(Records for this task)

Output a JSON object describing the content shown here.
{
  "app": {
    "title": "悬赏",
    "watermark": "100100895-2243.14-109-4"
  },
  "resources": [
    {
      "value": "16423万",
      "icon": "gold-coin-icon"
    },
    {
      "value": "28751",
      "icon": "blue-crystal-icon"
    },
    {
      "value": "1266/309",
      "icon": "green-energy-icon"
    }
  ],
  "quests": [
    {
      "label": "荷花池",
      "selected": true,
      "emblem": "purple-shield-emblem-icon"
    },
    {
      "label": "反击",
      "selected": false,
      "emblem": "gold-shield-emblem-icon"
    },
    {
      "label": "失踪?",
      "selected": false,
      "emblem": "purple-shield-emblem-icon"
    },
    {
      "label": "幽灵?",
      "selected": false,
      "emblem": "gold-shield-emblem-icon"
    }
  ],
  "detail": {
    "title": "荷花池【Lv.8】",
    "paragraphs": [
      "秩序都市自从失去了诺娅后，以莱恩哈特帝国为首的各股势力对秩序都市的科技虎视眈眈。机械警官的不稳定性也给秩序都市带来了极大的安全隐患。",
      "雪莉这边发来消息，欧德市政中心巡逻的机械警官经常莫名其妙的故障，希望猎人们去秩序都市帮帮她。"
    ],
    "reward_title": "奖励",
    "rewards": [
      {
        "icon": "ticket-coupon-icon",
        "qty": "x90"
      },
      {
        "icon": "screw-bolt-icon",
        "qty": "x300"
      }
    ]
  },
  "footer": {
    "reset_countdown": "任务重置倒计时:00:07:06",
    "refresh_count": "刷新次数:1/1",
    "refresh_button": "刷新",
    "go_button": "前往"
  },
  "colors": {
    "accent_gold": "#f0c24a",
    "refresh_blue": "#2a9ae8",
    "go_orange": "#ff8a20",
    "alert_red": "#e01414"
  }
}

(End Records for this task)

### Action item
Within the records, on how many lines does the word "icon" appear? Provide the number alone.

### Result of the exercise
9